Although “quiet quitting” in the US and “lying flat” in China share some similarities, their causes are different. Photo: TNS
April Zhang
April Zhang

‘Quiet quitting’ and ‘lying flat’: why the US and China cannot ignore these trends

  • Both buzzwords express a desire, by young Americans and Chinese, to live a more balanced life, against a backdrop of mounting debt or extreme stress
  • Washington and Beijing must act because US-China competition is not limited to international trade or geopolitical influence, but also the ability to give young people hope
Thanks to Gen Z, “quiet quitting” has become the latest meme in the United States. Spreading from TikTok to the mainstream media, the term describes an employee who, instead of quitting a job outright, chooses to do the bare minimum to get by at work. The idea has been compared to “lying flat”, a similar buzzword that became popular in China in spring last year.

Both terms express a desire, whether by young people in the US or China, to live a healthier and more balanced life. If we look at the social conditions they grew up in, however, we will realise that these two terms are outcomes of different cultural traditions intertwined with government policies.

The US champions individual rights, freedom and independence. And yet in 2022, young people find themselves facing mounting difficulties: debt, high inflation and lack of social mobility.

In 2022, total student loan debt stands at US$1.75 trillion, or an average US$28,950 per borrower. More than half of students leave college with debt. It usually takes nearly 20 years to pay off such loans. In addition, runaway inflation makes everything more expensive, while real earnings shrink.

With many Americans being priced out of the housing market, social mobility is declining. According to a Pew survey last year, 68 per cent of Americans think the young generation will be worse off than their parents. All things considered, when being hardworking is not enough to get ahead, quiet quitting seems to be a logical coping strategy.

An employee hands a plate of food to a student at the dining hall on the University of California, Berkeley, campus in on August 30. College students returning to campus this fall will find their dining halls experimenting with everything from fewer salad dressings to “plant-powered” Mondays as schools look for ways to adapt to soaring inflation. Photo: Bloomberg
In the mainstream media, quiet quitting has been characterised as an extension of the “Great Resignation”, a movement which was driven by people reassessing their lives during the Covid-19 pandemic and placing greater value on family, friends and mental well-being.

However, subsequent data suggests that many did not leave the workforce altogether. They merely wanted better salaries, more fulfilling roles or greater flexibility. The Great Resignation was really the Great Reshuffle.

However, this is not a cheerful trend. Quiet quitting could mean the Great Reshuffle has failed for many people, and it could be a disguise for their Great Frustration.

Pedestrians cross a road in New York on June 10. While the Great Resignation was a much-discussed phenomenon last year, it has now been revealed that many did not leave the workforce altogether. Photo: AFP

Unlike young people in the US, those in China do not start their adult lives in debt because, traditionally, it is parents who are under intense pressure to provide children with the best education possible.

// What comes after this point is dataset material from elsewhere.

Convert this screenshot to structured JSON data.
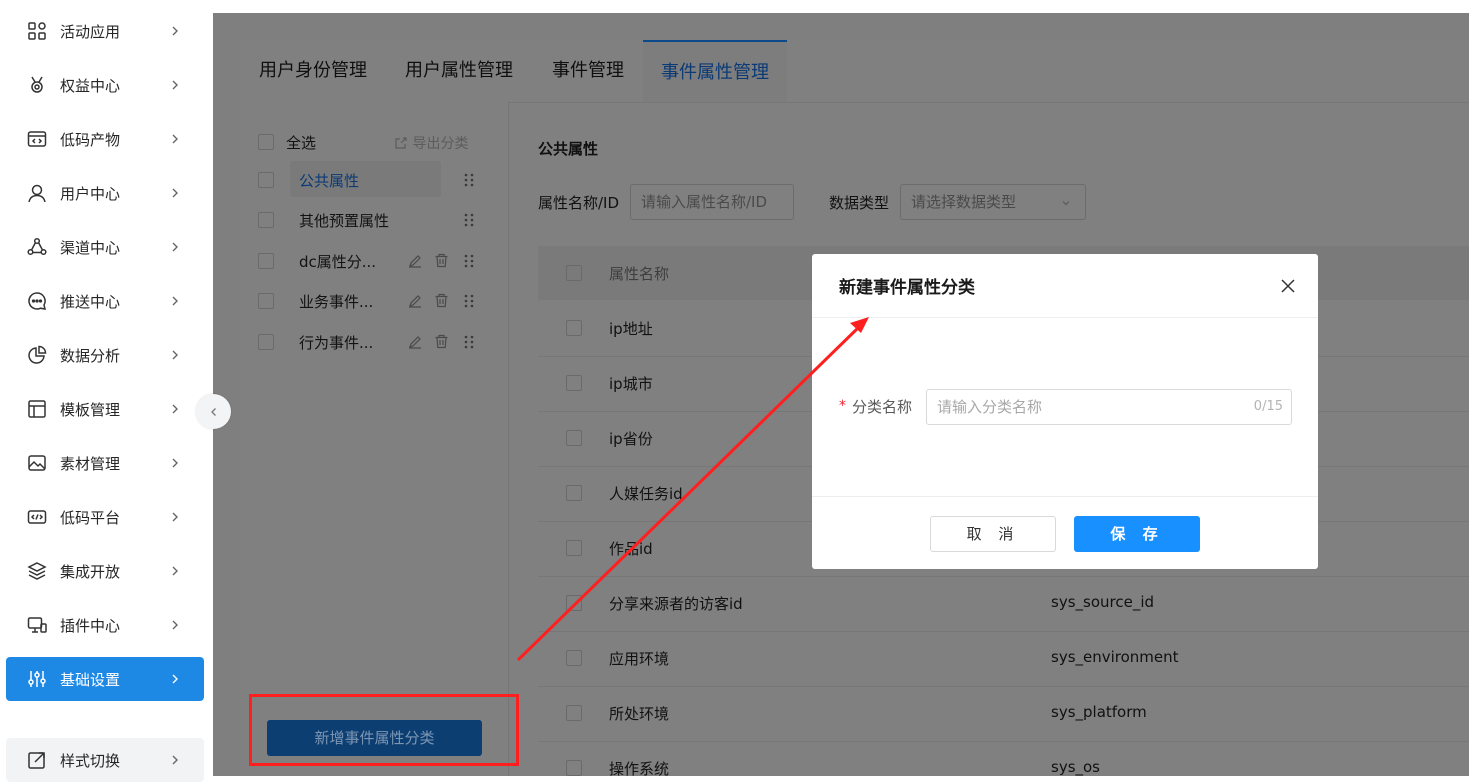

Due to the one-child policy, parents have been driven by the desire for their sole child to succeed. They not only pay for school, but also numerous after-school activities that leave very little time for children to play. The after-school education industry has been accused of profiting from parental anxiety. Up until 2021, this was a big business, with companies such as New Oriental making huge profits.
For young people, academic stress in their school years becomes work stress when they graduate. This, in itself, is nothing new. But it is particularly tough to work in China’s burgeoning hi-tech industry. Private tech companies adopted a “996” work culture, where people toiled from 9am to 9pm, six days a week. It was against this backdrop of 996 that lying flat took off as a movement and became widespread.

China’s harsh zero-Covid measures risk eroding trust in the rule of law

In China, the pandemic has not made things easy either. Under the zero-Covid policy, people have been subjected to periodic lockdowns and constant testing.

Thus, it is possible to understand lying flat as primarily a reaction to excessive capitalism. The term expresses a need to unwind, to take a break not just from relentless work, but also perhaps a long stretch of relentless schooling and the zero-Covid policy.

Although “quiet quitting” and “lying flat” are similar in meaning, their causes are different and require the two governments to tackle fundamental issues differently.


China’s new family education law bars parents from putting heavy academic pressure on children

China’s new family education law bars parents from putting heavy academic pressure on children
China was swift to take action. In 2021, China’s top court and labour ministry warned employers that 996 practices are illegal, a broad regulatory crackdown was launched on private tech companies, for-profit tutoring in core subjects was banned, and the three-child policy was implemented. Moreover, the leadership called for “common prosperity”, shaking capitalism to the core.
The US has also taken steps, mostly notably the student loan forgiveness plan and the Inflation Reduction Act.

The two governments’ measures have caused controversy, and it remains to be seen if they will be effective. However, governments must act because the competition between China and the US is not limited to international trade or geopolitical influence, but also lies in their ability to create a better future for their young.

April Zhang is the founder of MSL Master and the author of the Mandarin Express textbook series and the Chinese Reading and Writing textbook series